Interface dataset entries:
___

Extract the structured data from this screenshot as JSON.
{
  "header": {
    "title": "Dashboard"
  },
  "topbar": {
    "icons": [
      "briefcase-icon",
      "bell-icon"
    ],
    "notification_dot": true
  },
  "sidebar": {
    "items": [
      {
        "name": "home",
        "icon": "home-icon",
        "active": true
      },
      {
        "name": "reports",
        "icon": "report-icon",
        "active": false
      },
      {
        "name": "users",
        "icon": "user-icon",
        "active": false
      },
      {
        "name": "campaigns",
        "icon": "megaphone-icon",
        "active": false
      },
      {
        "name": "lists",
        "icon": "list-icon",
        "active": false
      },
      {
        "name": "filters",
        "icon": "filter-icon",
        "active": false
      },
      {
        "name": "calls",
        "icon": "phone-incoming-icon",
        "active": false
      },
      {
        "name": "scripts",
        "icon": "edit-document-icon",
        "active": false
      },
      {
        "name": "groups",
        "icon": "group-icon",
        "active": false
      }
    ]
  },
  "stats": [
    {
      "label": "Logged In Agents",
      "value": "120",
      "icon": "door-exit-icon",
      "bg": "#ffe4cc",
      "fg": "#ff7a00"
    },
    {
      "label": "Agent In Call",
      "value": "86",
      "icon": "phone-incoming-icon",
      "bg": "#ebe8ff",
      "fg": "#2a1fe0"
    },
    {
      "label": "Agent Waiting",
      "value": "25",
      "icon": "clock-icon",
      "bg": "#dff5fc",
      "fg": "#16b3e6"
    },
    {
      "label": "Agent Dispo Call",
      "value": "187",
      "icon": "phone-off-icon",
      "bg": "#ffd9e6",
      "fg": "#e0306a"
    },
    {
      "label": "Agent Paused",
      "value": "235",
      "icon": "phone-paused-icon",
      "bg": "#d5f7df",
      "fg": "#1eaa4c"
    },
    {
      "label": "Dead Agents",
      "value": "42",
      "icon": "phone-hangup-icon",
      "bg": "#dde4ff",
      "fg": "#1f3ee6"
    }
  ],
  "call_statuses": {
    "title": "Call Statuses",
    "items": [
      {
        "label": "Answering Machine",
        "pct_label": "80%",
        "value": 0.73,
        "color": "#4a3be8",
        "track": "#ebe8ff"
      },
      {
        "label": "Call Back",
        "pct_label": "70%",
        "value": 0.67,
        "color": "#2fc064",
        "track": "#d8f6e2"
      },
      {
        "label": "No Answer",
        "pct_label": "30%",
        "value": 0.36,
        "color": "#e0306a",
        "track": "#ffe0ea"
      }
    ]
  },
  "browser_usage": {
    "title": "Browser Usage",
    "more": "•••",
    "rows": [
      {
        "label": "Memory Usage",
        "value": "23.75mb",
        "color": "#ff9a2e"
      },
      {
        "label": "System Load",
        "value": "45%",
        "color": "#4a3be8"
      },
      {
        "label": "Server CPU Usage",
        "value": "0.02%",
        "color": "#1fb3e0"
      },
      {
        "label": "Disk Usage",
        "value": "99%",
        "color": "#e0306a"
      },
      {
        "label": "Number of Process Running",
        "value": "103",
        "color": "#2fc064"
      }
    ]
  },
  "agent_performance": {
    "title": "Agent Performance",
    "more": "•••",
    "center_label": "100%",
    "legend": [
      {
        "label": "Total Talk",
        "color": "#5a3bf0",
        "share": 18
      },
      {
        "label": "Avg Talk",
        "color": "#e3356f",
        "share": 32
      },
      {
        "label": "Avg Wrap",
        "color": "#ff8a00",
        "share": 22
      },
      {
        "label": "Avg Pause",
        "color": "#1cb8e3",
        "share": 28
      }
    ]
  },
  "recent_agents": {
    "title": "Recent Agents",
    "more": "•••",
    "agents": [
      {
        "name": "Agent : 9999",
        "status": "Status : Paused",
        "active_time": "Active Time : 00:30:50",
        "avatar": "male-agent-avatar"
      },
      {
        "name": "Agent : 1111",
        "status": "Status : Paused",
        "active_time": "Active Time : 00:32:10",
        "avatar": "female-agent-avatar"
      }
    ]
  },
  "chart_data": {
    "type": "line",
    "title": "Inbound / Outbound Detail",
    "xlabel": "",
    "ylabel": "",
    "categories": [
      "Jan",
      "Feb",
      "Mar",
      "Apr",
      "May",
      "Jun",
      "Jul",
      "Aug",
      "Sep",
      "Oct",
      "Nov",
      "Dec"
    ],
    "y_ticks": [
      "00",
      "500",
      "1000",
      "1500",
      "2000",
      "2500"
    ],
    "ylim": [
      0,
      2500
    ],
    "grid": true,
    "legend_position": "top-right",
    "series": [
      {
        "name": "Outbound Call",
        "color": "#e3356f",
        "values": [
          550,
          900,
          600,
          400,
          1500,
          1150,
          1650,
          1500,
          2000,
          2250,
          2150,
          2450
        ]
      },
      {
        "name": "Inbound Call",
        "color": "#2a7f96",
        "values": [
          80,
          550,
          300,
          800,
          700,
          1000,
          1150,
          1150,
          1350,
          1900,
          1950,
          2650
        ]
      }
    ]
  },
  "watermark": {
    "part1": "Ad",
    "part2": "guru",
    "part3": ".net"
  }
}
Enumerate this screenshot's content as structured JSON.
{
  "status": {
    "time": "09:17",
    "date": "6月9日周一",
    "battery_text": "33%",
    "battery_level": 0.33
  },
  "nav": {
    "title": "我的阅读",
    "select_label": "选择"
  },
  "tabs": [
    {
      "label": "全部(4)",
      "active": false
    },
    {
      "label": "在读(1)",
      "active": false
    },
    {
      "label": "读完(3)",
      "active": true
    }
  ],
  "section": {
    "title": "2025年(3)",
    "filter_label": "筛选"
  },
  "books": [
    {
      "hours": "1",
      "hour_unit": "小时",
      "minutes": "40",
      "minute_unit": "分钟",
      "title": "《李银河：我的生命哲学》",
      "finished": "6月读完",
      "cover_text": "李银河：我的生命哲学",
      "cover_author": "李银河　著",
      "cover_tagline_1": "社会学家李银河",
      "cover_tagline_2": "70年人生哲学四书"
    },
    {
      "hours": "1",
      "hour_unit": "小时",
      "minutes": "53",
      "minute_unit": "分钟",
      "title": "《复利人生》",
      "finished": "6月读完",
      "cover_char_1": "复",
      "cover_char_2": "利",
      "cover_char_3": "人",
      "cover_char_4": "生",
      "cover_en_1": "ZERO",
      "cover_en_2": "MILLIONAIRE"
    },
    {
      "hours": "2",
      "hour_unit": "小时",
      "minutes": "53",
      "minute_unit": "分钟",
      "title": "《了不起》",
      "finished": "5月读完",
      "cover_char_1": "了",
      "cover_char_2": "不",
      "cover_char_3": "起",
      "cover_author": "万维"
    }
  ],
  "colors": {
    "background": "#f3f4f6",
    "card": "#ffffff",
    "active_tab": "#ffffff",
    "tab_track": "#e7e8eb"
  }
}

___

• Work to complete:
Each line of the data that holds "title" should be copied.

• Worked solution:
    "title": "Dashboard"
    "title": "Call Statuses",
    "title": "Browser Usage",
    "title": "Agent Performance",
    "title": "Recent Agents",
    "title": "Inbound / Outbound Detail",
    "title": "我的阅读",
    "title": "2025年(3)",
      "title": "《李银河：我的生命哲学》",
      "title": "《复利人生》",
      "title": "《了不起》",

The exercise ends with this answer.